ERIC Number: EJ748615
Record Type: Journal
Publication Date: 2005-Feb
Reference Count: N/A
Cultivating a "Slavic Modern": Yugoslav Beekeeping, Schooling and Travel in the 1920s and 1930s
Sobe, Noah W.
Paedagogica Historica: International Journal of the History of Education, v41 n1-2 p143-158 Feb 2005
This article presents research on the foreign travel of Yugoslav teachers, students and beekeepers in the 1920s and 1930s. It focuses on Yugoslavs' travels to Czechoslovakia and examines the role that notions of the "Slavic" played in the international circulation of ideas within these particular networks. During this period one finds striking homologies between the modernization of education and the modernization of beekeeping (apiculture); the article examines both of these domains exploring the question of what modulations the "Slavic" worked on the "modern" as both moved within one particular set of geographical and temporal coordinates. In the period under study, alongside the circulation of political, technological and institutional reforms, noteworthy changes in how human beings, their actions and their knowledge were thought about were also circulating. These changes have been referred to as the "cultural constitution of modernity", and here ideas regarding temporal simultaneity, human agency and reason are examined, using travel texts and related documents to explore how these notions were mobilized, moved and embodied by teachers, students and beekeepers. In each of these three areas Yugoslav-Czechoslovak circuits were crucial to establishing a "Slavic modern." It is argued that the notions of Slavic temporal parity and coevalness were central to how Yugoslavia's relationship to progress was conceptualized and how collective identities were imagined. Similarly, it is argued that Yugoslavs' travel to their "northern Slavic brothers" played an important part in putting ideas of modern "agentic actorhood" into circulation in Yugoslavia. It is also proposed that these Yugoslav-Czechoslovak networks helped to normalize a set of governing principles in which the "rational" and the "emotional" were closely linked--a scientifically ordered reasoning was joined with a style of emotional comportment that valorized effusive sociability. The "Slavic modern" be thought of as one of the multiples of modernity, and in the concluding section it is proposed that in fact rather than thinking of the "Slavic" as working modulations on a "general modernity" it would be more accurate to see the "Slavic modern" that was cultivated by beekeepers, teachers and students traveling to Czechoslovakia as one localized staging.
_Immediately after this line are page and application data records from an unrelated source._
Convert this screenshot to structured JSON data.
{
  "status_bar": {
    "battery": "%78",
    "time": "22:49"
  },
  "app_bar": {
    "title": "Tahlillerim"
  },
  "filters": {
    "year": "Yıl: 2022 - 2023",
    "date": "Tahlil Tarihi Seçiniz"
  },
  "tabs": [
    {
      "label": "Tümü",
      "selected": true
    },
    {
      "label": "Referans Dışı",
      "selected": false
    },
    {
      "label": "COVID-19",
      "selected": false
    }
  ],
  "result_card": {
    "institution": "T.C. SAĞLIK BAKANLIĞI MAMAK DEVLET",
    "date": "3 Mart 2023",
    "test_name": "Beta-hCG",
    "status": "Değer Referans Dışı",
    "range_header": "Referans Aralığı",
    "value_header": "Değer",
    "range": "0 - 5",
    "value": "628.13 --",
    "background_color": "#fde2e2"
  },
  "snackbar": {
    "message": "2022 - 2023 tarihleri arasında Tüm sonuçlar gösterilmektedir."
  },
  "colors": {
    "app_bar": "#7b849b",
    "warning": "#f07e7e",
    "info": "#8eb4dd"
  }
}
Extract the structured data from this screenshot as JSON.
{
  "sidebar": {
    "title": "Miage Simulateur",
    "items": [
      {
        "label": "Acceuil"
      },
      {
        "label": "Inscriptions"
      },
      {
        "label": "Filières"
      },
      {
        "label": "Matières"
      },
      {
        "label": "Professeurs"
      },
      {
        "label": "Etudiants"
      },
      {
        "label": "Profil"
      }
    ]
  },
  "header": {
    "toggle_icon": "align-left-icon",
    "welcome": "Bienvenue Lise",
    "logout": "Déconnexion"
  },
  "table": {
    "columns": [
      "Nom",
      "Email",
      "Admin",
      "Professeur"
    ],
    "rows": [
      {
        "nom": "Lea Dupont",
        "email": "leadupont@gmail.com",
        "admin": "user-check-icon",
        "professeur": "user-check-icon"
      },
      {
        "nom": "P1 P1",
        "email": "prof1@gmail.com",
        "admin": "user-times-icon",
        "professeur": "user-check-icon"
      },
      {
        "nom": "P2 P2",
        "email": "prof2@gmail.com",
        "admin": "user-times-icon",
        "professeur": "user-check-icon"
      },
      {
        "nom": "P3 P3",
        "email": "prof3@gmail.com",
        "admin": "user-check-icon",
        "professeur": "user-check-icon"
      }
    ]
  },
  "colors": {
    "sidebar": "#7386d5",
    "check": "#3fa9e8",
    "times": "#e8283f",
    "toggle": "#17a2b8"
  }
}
Descriptors: Travel, Teachers, Students, Social Change, Foreign Countries, Educational Change, Student Attitudes, European History, Animal Husbandry, Adoption (Ideas), Social Networks, Human Geography, Ethnicity
Routledge. Available from: Taylor & Francis, Ltd. 325 Chestnut Street Suite 800, Philadelphia, PA 19106. Tel: 800-354-1420; Fax: 215-625-2940; Web site: http://www.tandf.co.uk/journals/default.html
Publication Type: Journal Articles; Reports - Descriptive
Education Level: N/A
Authoring Institution: N/A
Identifiers - Location: Czechoslovakia; Yugoslavia